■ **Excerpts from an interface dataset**

════════

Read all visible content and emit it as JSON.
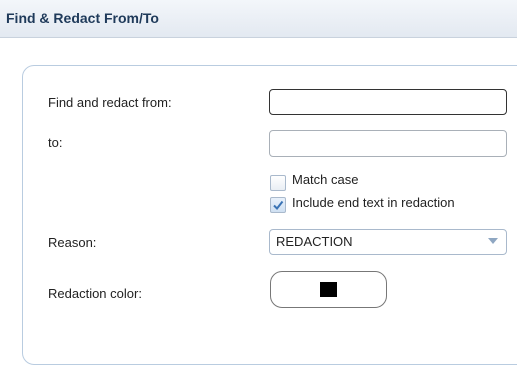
{
  "dialog": {
    "title": "Find & Redact From/To"
  },
  "form": {
    "find_from_label": "Find and redact from:",
    "find_from_value": "",
    "to_label": "to:",
    "to_value": "",
    "match_case": {
      "label": "Match case",
      "checked": false
    },
    "include_end_text": {
      "label": "Include end text in redaction",
      "checked": true
    },
    "reason_label": "Reason:",
    "reason_value": "REDACTION",
    "color_label": "Redaction color:",
    "redaction_color": "#000000"
  },
  "icons": {
    "checkbox_check": "check-icon",
    "dropdown_arrow": "chevron-down-icon"
  }
}
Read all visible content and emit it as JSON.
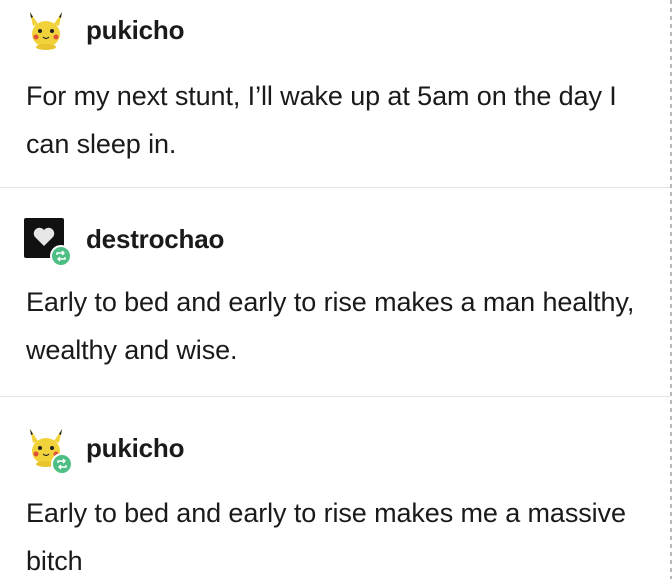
{
  "posts": [
    {
      "username": "pukicho",
      "avatar": "pikachu-avatar",
      "reblog": false,
      "text": "For my next stunt, I’ll wake up at 5am on the day I can sleep in."
    },
    {
      "username": "destrochao",
      "avatar": "black-heart-avatar",
      "reblog": true,
      "text": "Early to bed and early to rise makes a man healthy, wealthy and wise."
    },
    {
      "username": "pukicho",
      "avatar": "pikachu-avatar",
      "reblog": true,
      "text": "Early to bed and early to rise makes me a massive bitch"
    }
  ],
  "colors": {
    "reblog_badge": "#4dbf84",
    "divider": "#e3e3e3",
    "text": "#1a1a1a",
    "avatar_yellow": "#f2d23a"
  }
}
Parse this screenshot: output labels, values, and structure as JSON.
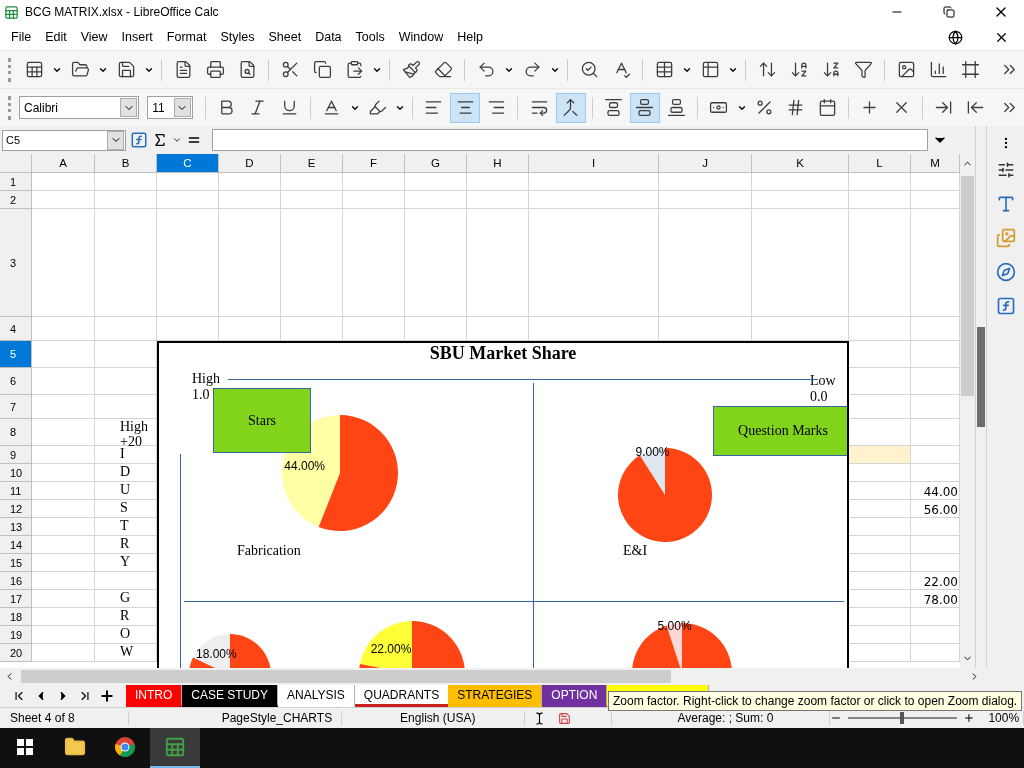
{
  "window": {
    "title": "BCG MATRIX.xlsx - LibreOffice Calc"
  },
  "menu": [
    "File",
    "Edit",
    "View",
    "Insert",
    "Format",
    "Styles",
    "Sheet",
    "Data",
    "Tools",
    "Window",
    "Help"
  ],
  "format_toolbar": {
    "font_name": "Calibri",
    "font_size": "11",
    "buttons": [
      {
        "kind": "bold",
        "on": false
      },
      {
        "kind": "italic",
        "on": false
      },
      {
        "kind": "underline",
        "on": false
      },
      {
        "kind": "font-color"
      },
      {
        "kind": "highlight"
      },
      {
        "kind": "align-left",
        "on": false
      },
      {
        "kind": "align-center",
        "on": true
      },
      {
        "kind": "align-right",
        "on": false
      },
      {
        "kind": "wrap",
        "on": false
      },
      {
        "kind": "merge",
        "on": true
      },
      {
        "kind": "align-top",
        "on": false
      },
      {
        "kind": "align-middle",
        "on": true
      },
      {
        "kind": "align-bottom",
        "on": false
      },
      {
        "kind": "currency"
      },
      {
        "kind": "percent"
      },
      {
        "kind": "number"
      },
      {
        "kind": "date"
      },
      {
        "kind": "add-decimal"
      },
      {
        "kind": "delete-decimal"
      },
      {
        "kind": "indent"
      },
      {
        "kind": "outdent"
      }
    ]
  },
  "formula_bar": {
    "name_box": "C5"
  },
  "sheet": {
    "columns": [
      {
        "label": "A",
        "selected": false
      },
      {
        "label": "B",
        "selected": false
      },
      {
        "label": "C",
        "selected": true
      },
      {
        "label": "D",
        "selected": false
      },
      {
        "label": "E",
        "selected": false
      },
      {
        "label": "F",
        "selected": false
      },
      {
        "label": "G",
        "selected": false
      },
      {
        "label": "H",
        "selected": false
      },
      {
        "label": "I",
        "selected": false
      },
      {
        "label": "J",
        "selected": false
      },
      {
        "label": "K",
        "selected": false
      },
      {
        "label": "L",
        "selected": false
      },
      {
        "label": "M",
        "selected": false
      }
    ],
    "rows": [
      {
        "label": "1",
        "selected": false
      },
      {
        "label": "2",
        "selected": false
      },
      {
        "label": "3",
        "selected": false
      },
      {
        "label": "4",
        "selected": false
      },
      {
        "label": "5",
        "selected": true
      },
      {
        "label": "6",
        "selected": false
      },
      {
        "label": "7",
        "selected": false
      },
      {
        "label": "8",
        "selected": false,
        "cells": {
          "B": {
            "text": "High\n+20"
          }
        }
      },
      {
        "label": "9",
        "selected": false,
        "cells": {
          "B": {
            "text": "I"
          },
          "L": {
            "highlighted": true
          }
        }
      },
      {
        "label": "10",
        "selected": false,
        "cells": {
          "B": {
            "text": "D"
          }
        }
      },
      {
        "label": "11",
        "selected": false,
        "cells": {
          "B": {
            "text": "U"
          },
          "M": {
            "text": "44.00"
          }
        }
      },
      {
        "label": "12",
        "selected": false,
        "cells": {
          "B": {
            "text": "S"
          },
          "M": {
            "text": "56.00"
          }
        }
      },
      {
        "label": "13",
        "selected": false,
        "cells": {
          "B": {
            "text": "T"
          }
        }
      },
      {
        "label": "14",
        "selected": false,
        "cells": {
          "B": {
            "text": "R"
          }
        }
      },
      {
        "label": "15",
        "selected": false,
        "cells": {
          "B": {
            "text": "Y"
          }
        }
      },
      {
        "label": "16",
        "selected": false,
        "cells": {
          "M": {
            "text": "22.00"
          }
        }
      },
      {
        "label": "17",
        "selected": false,
        "cells": {
          "B": {
            "text": "G"
          },
          "M": {
            "text": "78.00"
          }
        }
      },
      {
        "label": "18",
        "selected": false,
        "cells": {
          "B": {
            "text": "R"
          }
        }
      },
      {
        "label": "19",
        "selected": false,
        "cells": {
          "B": {
            "text": "O"
          }
        }
      },
      {
        "label": "20",
        "selected": false,
        "cells": {
          "B": {
            "text": "W"
          }
        }
      }
    ]
  },
  "chart": {
    "title": "SBU Market Share",
    "top_axis": {
      "left_label": "High",
      "left_value": "1.0",
      "right_label": "Low",
      "right_value": "0.0"
    },
    "quadrant_labels": [
      "Stars",
      "Question Marks"
    ],
    "pies": [
      {
        "label": "Fabrication",
        "chart_data": {
          "type": "pie",
          "values": [
            44,
            56
          ],
          "colors": [
            "#ffffa6",
            "#ff4513"
          ],
          "value_labels": [
            "44.00%",
            null
          ]
        }
      },
      {
        "label": "E&I",
        "chart_data": {
          "type": "pie",
          "values": [
            9,
            91
          ],
          "colors": [
            "#dee6ef",
            "#ff4513"
          ],
          "value_labels": [
            "9.00%",
            null
          ]
        }
      },
      {
        "chart_data": {
          "type": "pie",
          "values": [
            18,
            82
          ],
          "colors": [
            "#eeeeee",
            "#ff4513"
          ],
          "value_labels": [
            "18.00%",
            null
          ]
        }
      },
      {
        "chart_data": {
          "type": "pie",
          "values": [
            22,
            78
          ],
          "colors": [
            "#ffff38",
            "#ff4513"
          ],
          "value_labels": [
            "22.00%",
            null
          ]
        }
      },
      {
        "chart_data": {
          "type": "pie",
          "values": [
            5,
            95
          ],
          "colors": [
            "#ffd7d7",
            "#ff4513"
          ],
          "value_labels": [
            "5.00%",
            null
          ]
        }
      }
    ]
  },
  "sheet_tabs": [
    {
      "label": "INTRO",
      "color": "#ff0000",
      "selected": false
    },
    {
      "label": "CASE STUDY",
      "color": "#000000",
      "selected": false
    },
    {
      "label": "ANALYSIS",
      "color": "#ffffff",
      "selected": false
    },
    {
      "label": "QUADRANTS",
      "color": "#c9211e",
      "selected": true
    },
    {
      "label": "STRATEGIES",
      "color": "#ffbf00",
      "selected": false
    },
    {
      "label": "OPTION",
      "color": "#7030a0",
      "selected": false
    },
    {
      "color": "#ffff00",
      "selected": false
    }
  ],
  "tooltip": "Zoom factor. Right-click to change zoom factor or click to open Zoom dialog.",
  "status_bar": {
    "sheet": "Sheet 4 of 8",
    "page_style": "PageStyle_CHARTS",
    "language": "English (USA)",
    "sum": "Average: ; Sum: 0",
    "zoom": {
      "level": 0.5,
      "reading": "100%"
    }
  }
}
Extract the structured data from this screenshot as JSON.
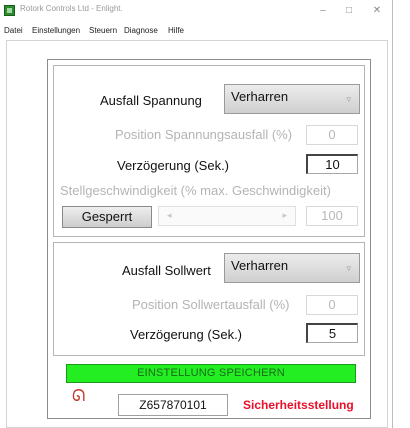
{
  "window": {
    "title": "Rotork Controls Ltd - Enlight.",
    "minimize": "–",
    "maximize": "□",
    "close": "✕"
  },
  "menu": [
    "Datei",
    "Einstellungen",
    "Steuern",
    "Diagnose",
    "Hilfe"
  ],
  "voltage_panel": {
    "failure_label": "Ausfall Spannung",
    "failure_value": "Verharren",
    "position_label": "Position Spannungsausfall (%)",
    "position_value": "0",
    "delay_label": "Verzögerung (Sek.)",
    "delay_value": "10",
    "speed_label": "Stellgeschwindigkeit (% max. Geschwindigkeit)",
    "locked_button": "Gesperrt",
    "slider_left": "◂",
    "slider_right": "▸",
    "speed_value": "100",
    "arrow": "▿"
  },
  "setpoint_panel": {
    "failure_label": "Ausfall Sollwert",
    "failure_value": "Verharren",
    "position_label": "Position Sollwertausfall (%)",
    "position_value": "0",
    "delay_label": "Verzögerung (Sek.)",
    "delay_value": "5",
    "arrow": "▿"
  },
  "save_button": "EINSTELLUNG SPEICHERN",
  "footer": {
    "logo_glyph": "ᘏ",
    "serial": "Z657870101",
    "status": "Sicherheitsstellung"
  },
  "colors": {
    "save_green": "#22ee22",
    "status_red": "#e8102a"
  }
}
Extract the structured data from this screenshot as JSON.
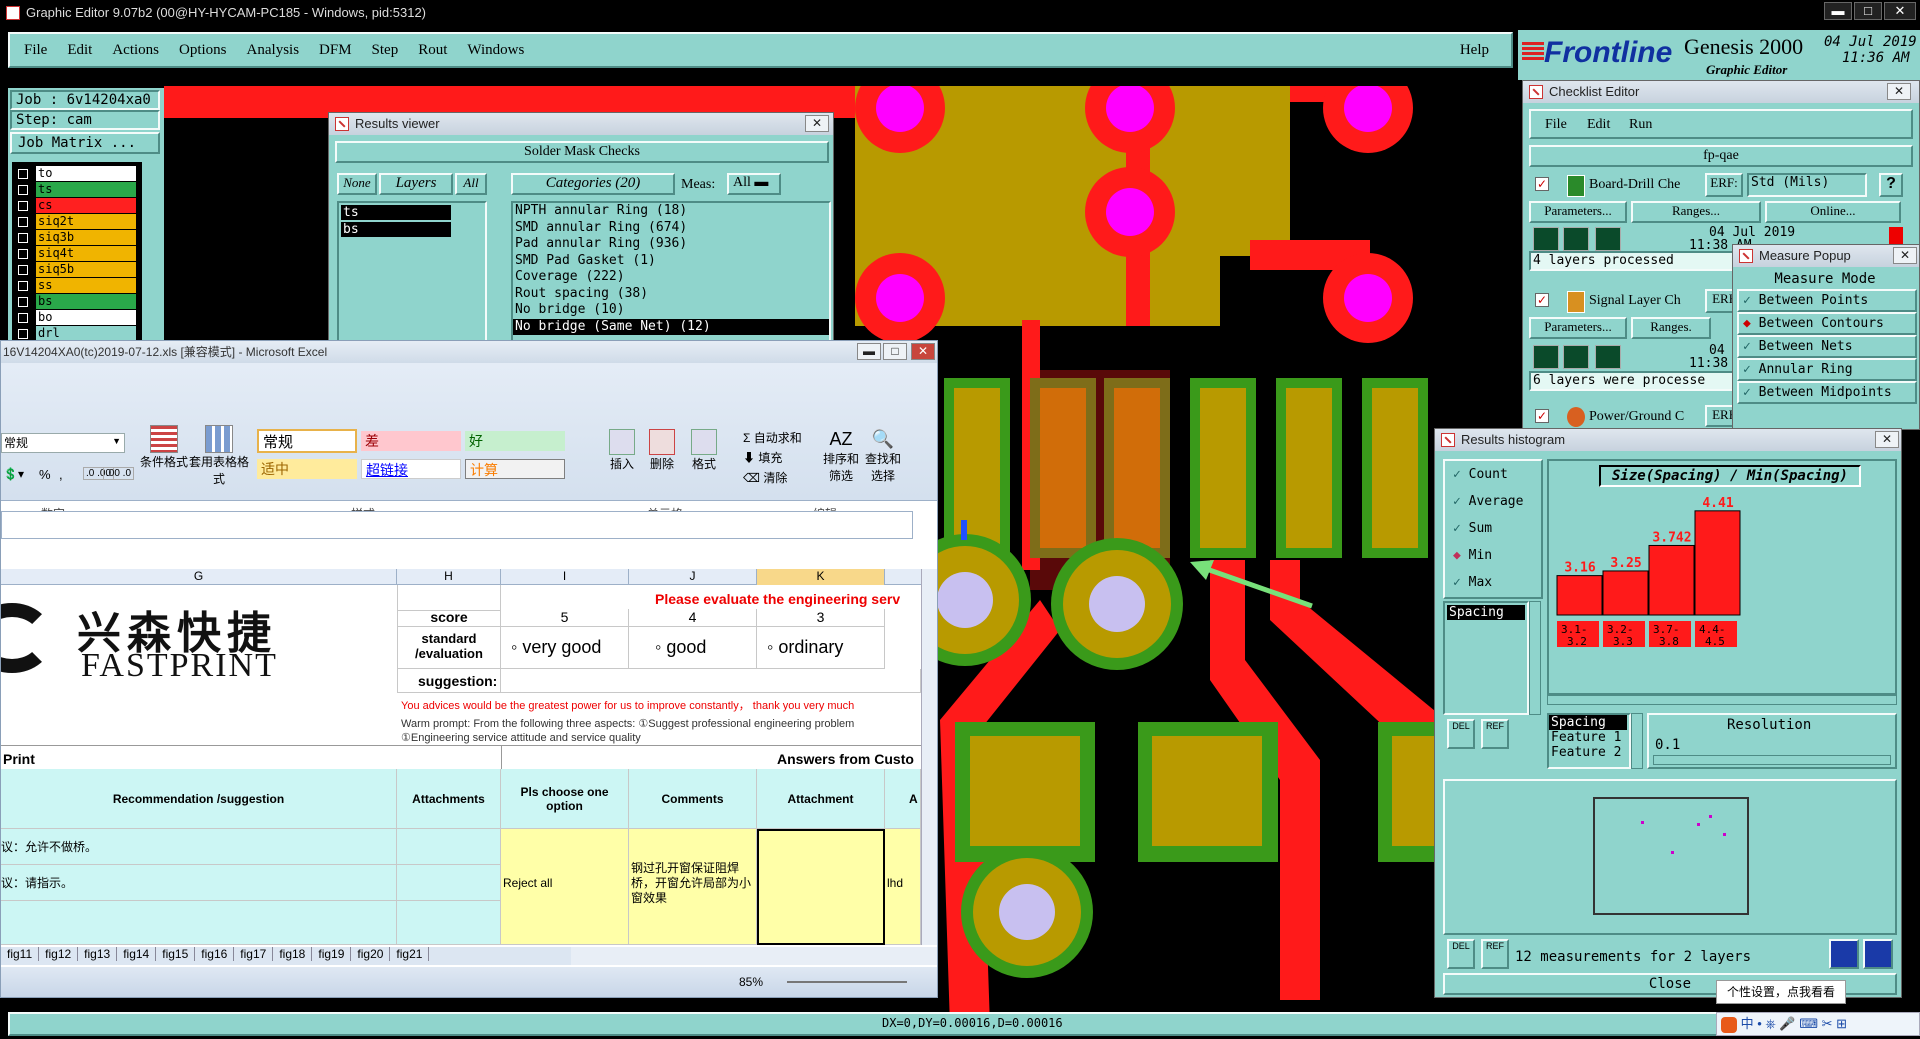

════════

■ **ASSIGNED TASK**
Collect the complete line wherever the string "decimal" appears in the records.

■ **SOLUTION FOR THIS EXERCISE**
        "kind": "add-decimal"
        "kind": "delete-decimal"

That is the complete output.